ASSIGNMENT: State the number of lines in the material below that hold "Women", and add nothing to it.

*** Opening MATERIAL FOR THIS EXERCISE ***

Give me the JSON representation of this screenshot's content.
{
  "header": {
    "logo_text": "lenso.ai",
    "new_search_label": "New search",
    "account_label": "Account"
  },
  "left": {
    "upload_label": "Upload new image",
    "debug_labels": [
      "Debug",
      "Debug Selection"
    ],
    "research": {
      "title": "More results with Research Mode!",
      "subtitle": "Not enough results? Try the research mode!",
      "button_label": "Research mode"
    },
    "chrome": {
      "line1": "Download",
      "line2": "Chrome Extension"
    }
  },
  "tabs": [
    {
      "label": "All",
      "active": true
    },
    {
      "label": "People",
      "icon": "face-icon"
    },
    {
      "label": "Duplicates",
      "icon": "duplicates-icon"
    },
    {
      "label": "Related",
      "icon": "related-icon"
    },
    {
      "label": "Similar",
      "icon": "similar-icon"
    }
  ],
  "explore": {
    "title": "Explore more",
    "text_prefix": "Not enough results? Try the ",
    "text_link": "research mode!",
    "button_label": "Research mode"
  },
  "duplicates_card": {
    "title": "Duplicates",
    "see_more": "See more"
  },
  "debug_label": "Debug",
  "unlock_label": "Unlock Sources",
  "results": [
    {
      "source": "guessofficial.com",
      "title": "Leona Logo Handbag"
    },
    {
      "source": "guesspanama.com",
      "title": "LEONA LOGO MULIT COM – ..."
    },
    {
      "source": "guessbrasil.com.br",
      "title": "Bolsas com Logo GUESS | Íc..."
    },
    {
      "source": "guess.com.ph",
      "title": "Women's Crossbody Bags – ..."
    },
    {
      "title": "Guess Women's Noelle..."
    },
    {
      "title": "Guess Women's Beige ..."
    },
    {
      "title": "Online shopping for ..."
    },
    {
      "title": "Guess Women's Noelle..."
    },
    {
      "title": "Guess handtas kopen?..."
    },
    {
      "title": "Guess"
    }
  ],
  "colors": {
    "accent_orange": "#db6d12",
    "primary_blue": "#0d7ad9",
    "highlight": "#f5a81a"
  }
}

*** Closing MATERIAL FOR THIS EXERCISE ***

REPLY TO THE EXERCISE: 4